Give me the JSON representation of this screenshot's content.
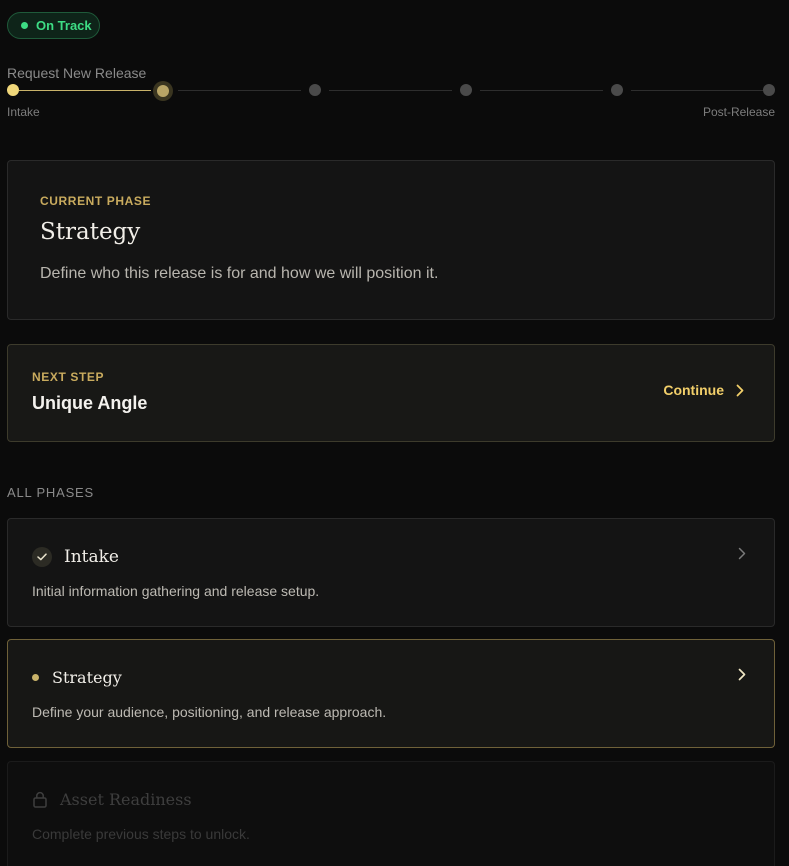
{
  "status": {
    "label": "On Track",
    "color": "#3ddc84"
  },
  "release": {
    "title": "Request New Release",
    "stepper": {
      "total_steps": 6,
      "current_step": 2,
      "start_label": "Intake",
      "end_label": "Post-Release"
    }
  },
  "current_phase": {
    "eyebrow": "CURRENT PHASE",
    "title": "Strategy",
    "description": "Define who this release is for and how we will position it."
  },
  "next_step": {
    "eyebrow": "NEXT STEP",
    "title": "Unique Angle",
    "action_label": "Continue"
  },
  "all_phases": {
    "label": "ALL PHASES",
    "items": [
      {
        "title": "Intake",
        "description": "Initial information gathering and release setup.",
        "state": "complete",
        "icon": "check-icon"
      },
      {
        "title": "Strategy",
        "description": "Define your audience, positioning, and release approach.",
        "state": "active",
        "icon": "dot-icon"
      },
      {
        "title": "Asset Readiness",
        "description": "Complete previous steps to unlock.",
        "state": "locked",
        "icon": "lock-icon"
      }
    ]
  },
  "colors": {
    "accent": "#c9b36a",
    "accent_bright": "#f2cf6a",
    "background": "#0b0b0b"
  }
}
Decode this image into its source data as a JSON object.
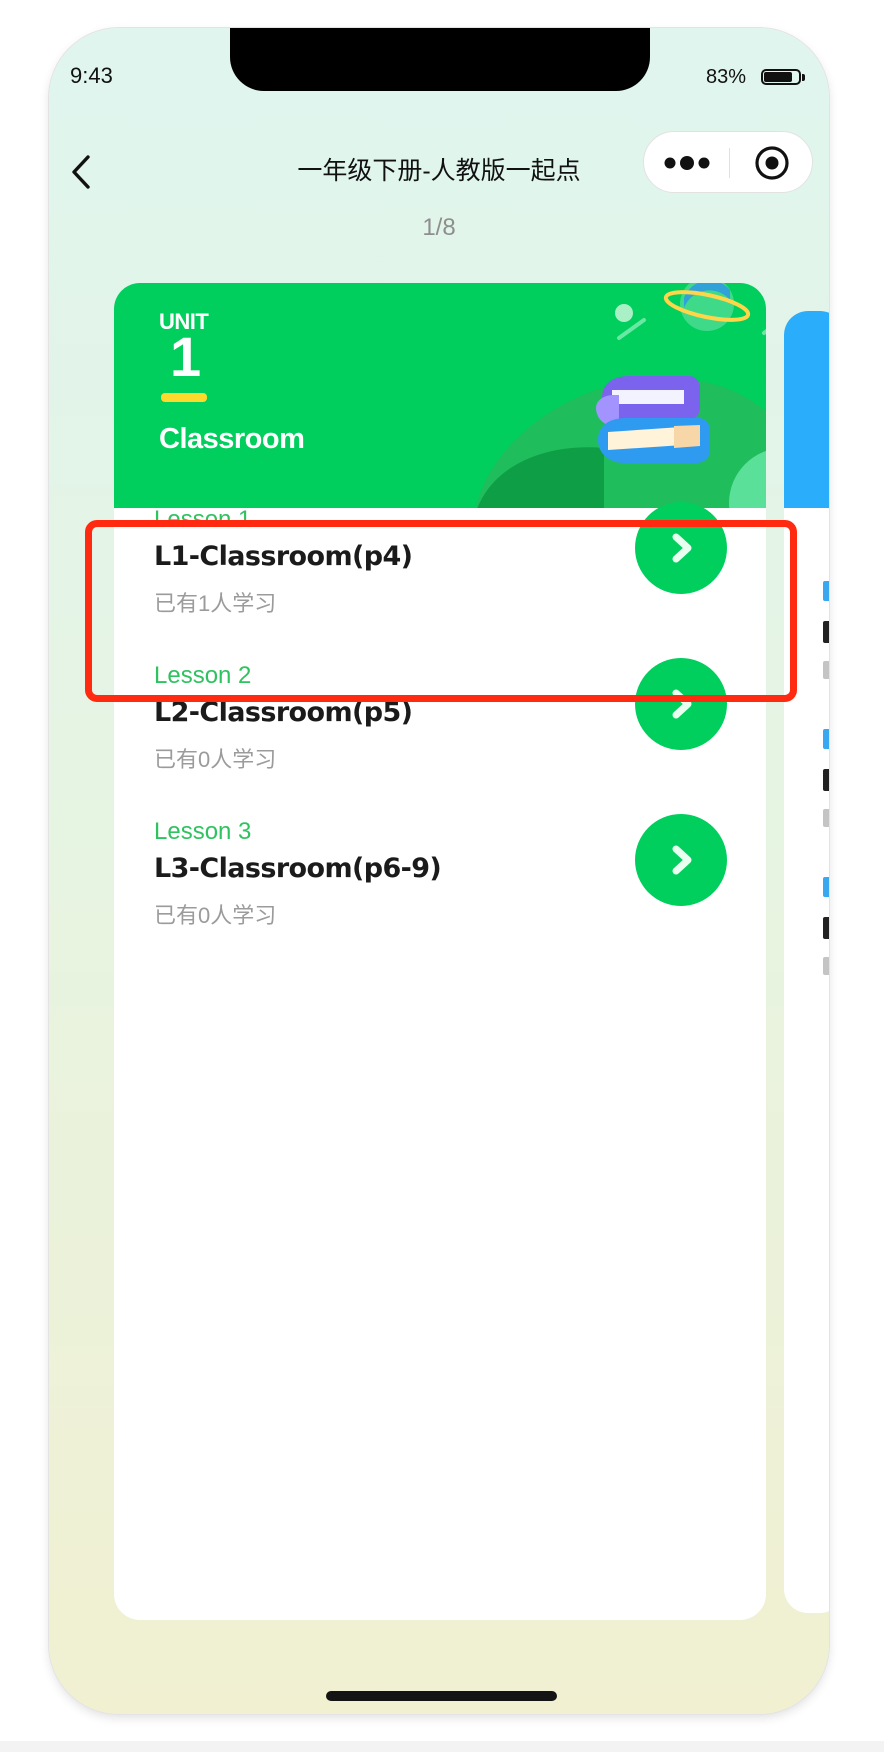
{
  "status_bar": {
    "time": "9:43",
    "battery_text": "83%",
    "battery_level": 0.83
  },
  "nav": {
    "title": "一年级下册-人教版一起点"
  },
  "pager": {
    "text": "1/8"
  },
  "unit": {
    "label": "UNIT",
    "number": "1",
    "title": "Classroom"
  },
  "lessons": [
    {
      "tag": "Lesson 1",
      "name": "L1-Classroom(p4)",
      "count": "已有1人学习"
    },
    {
      "tag": "Lesson 2",
      "name": "L2-Classroom(p5)",
      "count": "已有0人学习"
    },
    {
      "tag": "Lesson 3",
      "name": "L3-Classroom(p6-9)",
      "count": "已有0人学习"
    }
  ],
  "colors": {
    "accent_green": "#00cf5d",
    "lesson_tag_green": "#2fc260",
    "next_card_blue": "#2aaefb",
    "highlight_red": "#ff2a10",
    "unit_underline_yellow": "#ffd92b"
  },
  "icons": {
    "back": "chevron-left-icon",
    "more": "more-dots-icon",
    "record": "target-circle-icon",
    "lesson_go": "chevron-right-icon",
    "header_illustration": "books-planet-illustration"
  }
}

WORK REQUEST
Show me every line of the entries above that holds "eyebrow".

EXERCISE ANSWER
    "eyebrow": "CURRENT PHASE",
    "eyebrow": "NEXT STEP",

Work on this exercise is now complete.